[[ Records shown open ]]

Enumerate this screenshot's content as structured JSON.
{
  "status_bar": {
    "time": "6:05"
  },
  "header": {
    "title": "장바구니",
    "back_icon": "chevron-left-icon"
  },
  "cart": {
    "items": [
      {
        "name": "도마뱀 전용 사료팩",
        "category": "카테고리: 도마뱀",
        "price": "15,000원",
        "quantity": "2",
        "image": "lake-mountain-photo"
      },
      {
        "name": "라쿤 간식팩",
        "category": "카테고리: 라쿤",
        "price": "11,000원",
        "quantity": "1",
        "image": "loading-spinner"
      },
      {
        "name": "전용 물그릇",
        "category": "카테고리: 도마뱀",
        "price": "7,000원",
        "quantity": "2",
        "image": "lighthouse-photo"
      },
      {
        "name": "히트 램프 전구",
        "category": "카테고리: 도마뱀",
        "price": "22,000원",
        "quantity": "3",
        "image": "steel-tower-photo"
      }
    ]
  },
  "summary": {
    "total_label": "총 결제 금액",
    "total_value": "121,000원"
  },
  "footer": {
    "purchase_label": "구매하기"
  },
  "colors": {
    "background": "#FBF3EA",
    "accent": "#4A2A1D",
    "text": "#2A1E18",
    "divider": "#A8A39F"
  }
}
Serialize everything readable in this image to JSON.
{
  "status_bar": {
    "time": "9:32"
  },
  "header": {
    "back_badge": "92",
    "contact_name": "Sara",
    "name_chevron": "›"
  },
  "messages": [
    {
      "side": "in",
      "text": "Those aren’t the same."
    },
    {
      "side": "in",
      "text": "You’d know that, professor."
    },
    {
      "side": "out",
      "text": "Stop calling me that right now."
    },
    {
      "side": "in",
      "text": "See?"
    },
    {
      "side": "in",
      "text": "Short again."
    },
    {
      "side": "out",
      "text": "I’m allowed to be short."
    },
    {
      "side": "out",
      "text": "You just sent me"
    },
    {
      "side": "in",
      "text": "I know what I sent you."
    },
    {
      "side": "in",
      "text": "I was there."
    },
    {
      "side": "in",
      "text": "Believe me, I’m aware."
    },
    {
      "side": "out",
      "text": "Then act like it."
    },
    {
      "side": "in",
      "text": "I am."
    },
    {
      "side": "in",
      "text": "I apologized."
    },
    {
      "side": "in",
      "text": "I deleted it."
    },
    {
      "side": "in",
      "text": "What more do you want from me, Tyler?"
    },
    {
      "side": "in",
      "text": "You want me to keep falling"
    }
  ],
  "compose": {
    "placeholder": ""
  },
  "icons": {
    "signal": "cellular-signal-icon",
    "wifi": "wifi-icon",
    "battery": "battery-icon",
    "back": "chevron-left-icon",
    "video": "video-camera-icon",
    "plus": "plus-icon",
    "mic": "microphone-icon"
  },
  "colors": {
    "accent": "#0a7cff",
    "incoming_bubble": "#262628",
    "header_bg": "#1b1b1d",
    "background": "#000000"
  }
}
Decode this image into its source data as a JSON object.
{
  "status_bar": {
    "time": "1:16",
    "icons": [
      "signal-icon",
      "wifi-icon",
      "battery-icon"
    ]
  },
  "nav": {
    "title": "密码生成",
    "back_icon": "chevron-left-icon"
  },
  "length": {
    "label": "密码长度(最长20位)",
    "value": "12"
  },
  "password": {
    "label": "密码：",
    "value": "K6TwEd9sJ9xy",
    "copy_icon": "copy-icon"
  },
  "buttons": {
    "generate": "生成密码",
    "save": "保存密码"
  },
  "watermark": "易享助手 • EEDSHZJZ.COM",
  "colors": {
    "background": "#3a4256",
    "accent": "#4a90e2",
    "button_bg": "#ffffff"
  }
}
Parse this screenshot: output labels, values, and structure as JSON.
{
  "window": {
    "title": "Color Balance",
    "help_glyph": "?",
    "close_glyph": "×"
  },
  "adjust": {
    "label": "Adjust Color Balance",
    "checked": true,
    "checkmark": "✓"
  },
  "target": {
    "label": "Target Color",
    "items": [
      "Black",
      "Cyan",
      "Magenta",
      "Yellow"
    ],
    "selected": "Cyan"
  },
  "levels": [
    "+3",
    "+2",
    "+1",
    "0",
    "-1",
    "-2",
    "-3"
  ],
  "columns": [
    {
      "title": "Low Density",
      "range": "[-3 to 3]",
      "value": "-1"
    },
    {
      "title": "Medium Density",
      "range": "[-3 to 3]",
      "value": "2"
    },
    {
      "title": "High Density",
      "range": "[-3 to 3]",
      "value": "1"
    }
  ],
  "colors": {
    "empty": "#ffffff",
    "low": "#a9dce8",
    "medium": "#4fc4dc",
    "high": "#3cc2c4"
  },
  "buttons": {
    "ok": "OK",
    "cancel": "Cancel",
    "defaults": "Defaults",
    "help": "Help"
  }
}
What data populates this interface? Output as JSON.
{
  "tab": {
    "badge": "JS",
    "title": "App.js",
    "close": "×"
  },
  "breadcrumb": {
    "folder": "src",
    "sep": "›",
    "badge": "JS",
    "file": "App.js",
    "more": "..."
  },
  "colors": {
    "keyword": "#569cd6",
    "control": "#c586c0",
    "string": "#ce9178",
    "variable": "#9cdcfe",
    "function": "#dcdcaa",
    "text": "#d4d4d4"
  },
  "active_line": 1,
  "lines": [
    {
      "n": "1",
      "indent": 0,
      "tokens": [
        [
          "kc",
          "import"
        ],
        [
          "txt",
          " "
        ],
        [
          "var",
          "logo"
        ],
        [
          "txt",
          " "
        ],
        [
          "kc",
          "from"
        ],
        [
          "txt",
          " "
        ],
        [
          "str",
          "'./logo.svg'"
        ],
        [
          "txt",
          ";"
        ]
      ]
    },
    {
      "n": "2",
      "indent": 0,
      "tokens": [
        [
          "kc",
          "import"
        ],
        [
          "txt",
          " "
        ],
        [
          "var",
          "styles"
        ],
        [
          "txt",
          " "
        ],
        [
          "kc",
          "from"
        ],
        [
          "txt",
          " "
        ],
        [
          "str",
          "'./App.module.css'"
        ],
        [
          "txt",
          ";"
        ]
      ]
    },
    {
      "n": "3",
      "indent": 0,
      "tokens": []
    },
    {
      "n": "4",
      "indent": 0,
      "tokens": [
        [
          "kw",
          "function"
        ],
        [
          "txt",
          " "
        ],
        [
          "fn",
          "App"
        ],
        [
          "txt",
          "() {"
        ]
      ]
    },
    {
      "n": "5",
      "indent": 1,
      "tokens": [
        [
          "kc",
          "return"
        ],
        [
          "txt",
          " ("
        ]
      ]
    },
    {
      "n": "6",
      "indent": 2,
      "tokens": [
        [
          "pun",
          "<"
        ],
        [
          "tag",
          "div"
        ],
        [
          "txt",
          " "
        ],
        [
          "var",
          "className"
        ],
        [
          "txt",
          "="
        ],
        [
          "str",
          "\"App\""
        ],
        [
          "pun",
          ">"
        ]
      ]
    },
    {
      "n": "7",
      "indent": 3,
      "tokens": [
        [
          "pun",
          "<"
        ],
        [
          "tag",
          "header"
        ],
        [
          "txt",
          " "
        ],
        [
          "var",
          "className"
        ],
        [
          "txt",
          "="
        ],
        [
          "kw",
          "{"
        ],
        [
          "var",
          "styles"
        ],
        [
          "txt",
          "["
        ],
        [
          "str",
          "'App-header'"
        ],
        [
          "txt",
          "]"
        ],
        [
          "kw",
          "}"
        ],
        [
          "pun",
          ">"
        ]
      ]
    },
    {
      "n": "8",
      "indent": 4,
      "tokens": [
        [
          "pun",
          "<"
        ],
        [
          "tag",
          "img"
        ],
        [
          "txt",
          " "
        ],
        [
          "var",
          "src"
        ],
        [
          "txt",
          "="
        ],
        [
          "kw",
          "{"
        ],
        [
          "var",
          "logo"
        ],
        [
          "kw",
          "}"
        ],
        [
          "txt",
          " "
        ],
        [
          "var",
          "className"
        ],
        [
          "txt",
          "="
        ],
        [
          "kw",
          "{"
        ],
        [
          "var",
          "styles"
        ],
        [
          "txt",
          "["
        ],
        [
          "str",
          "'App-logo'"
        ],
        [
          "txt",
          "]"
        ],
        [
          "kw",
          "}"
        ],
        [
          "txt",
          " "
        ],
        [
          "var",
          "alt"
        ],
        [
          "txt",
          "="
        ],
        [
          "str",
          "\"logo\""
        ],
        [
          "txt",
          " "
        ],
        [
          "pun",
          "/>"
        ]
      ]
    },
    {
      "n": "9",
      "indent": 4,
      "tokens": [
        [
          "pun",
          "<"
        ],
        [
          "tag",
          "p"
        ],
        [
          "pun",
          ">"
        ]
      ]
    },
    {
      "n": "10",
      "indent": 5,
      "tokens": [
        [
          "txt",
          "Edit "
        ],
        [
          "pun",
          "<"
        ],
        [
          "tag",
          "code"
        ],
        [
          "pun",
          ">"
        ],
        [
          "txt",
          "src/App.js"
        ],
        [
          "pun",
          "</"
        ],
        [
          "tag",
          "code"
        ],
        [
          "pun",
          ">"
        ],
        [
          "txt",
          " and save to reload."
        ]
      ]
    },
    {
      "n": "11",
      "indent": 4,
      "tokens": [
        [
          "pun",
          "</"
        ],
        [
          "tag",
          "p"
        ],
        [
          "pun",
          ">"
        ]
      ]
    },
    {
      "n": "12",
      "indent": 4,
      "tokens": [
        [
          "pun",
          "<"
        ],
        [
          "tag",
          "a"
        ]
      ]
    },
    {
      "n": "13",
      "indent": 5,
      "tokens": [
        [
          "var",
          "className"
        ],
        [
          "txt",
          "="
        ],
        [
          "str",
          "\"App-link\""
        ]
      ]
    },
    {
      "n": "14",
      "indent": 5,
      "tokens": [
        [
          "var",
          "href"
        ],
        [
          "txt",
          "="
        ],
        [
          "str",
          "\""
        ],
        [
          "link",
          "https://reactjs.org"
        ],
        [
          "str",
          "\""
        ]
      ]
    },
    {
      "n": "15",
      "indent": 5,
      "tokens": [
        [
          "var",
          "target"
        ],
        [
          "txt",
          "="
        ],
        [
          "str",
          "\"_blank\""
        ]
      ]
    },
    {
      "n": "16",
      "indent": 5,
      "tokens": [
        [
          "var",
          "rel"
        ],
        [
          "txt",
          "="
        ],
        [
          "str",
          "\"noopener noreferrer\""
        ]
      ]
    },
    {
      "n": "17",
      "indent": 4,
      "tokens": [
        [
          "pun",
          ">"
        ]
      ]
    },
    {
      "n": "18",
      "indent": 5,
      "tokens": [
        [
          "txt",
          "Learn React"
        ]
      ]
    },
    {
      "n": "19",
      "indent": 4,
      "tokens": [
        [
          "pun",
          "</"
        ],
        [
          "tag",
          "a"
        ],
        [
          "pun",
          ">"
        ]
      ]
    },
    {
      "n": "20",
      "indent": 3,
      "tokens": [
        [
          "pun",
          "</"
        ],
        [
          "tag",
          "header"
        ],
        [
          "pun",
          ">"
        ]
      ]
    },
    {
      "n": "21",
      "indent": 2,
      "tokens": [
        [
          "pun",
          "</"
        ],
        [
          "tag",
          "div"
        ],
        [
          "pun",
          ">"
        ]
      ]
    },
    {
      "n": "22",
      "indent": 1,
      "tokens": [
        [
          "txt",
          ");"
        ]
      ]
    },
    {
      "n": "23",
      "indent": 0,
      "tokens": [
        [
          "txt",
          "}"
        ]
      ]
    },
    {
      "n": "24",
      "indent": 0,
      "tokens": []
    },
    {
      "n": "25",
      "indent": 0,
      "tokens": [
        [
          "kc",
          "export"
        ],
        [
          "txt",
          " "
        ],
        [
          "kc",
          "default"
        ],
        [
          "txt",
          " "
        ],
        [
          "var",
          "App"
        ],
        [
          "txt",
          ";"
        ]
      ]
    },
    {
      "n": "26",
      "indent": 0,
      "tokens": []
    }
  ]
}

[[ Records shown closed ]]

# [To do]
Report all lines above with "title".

# [Written reply]
    "title": "장바구니",
    "title": "密码生成",
    "title": "Color Balance",
      "title": "Low Density",
      "title": "Medium Density",
      "title": "High Density",
    "title": "App.js",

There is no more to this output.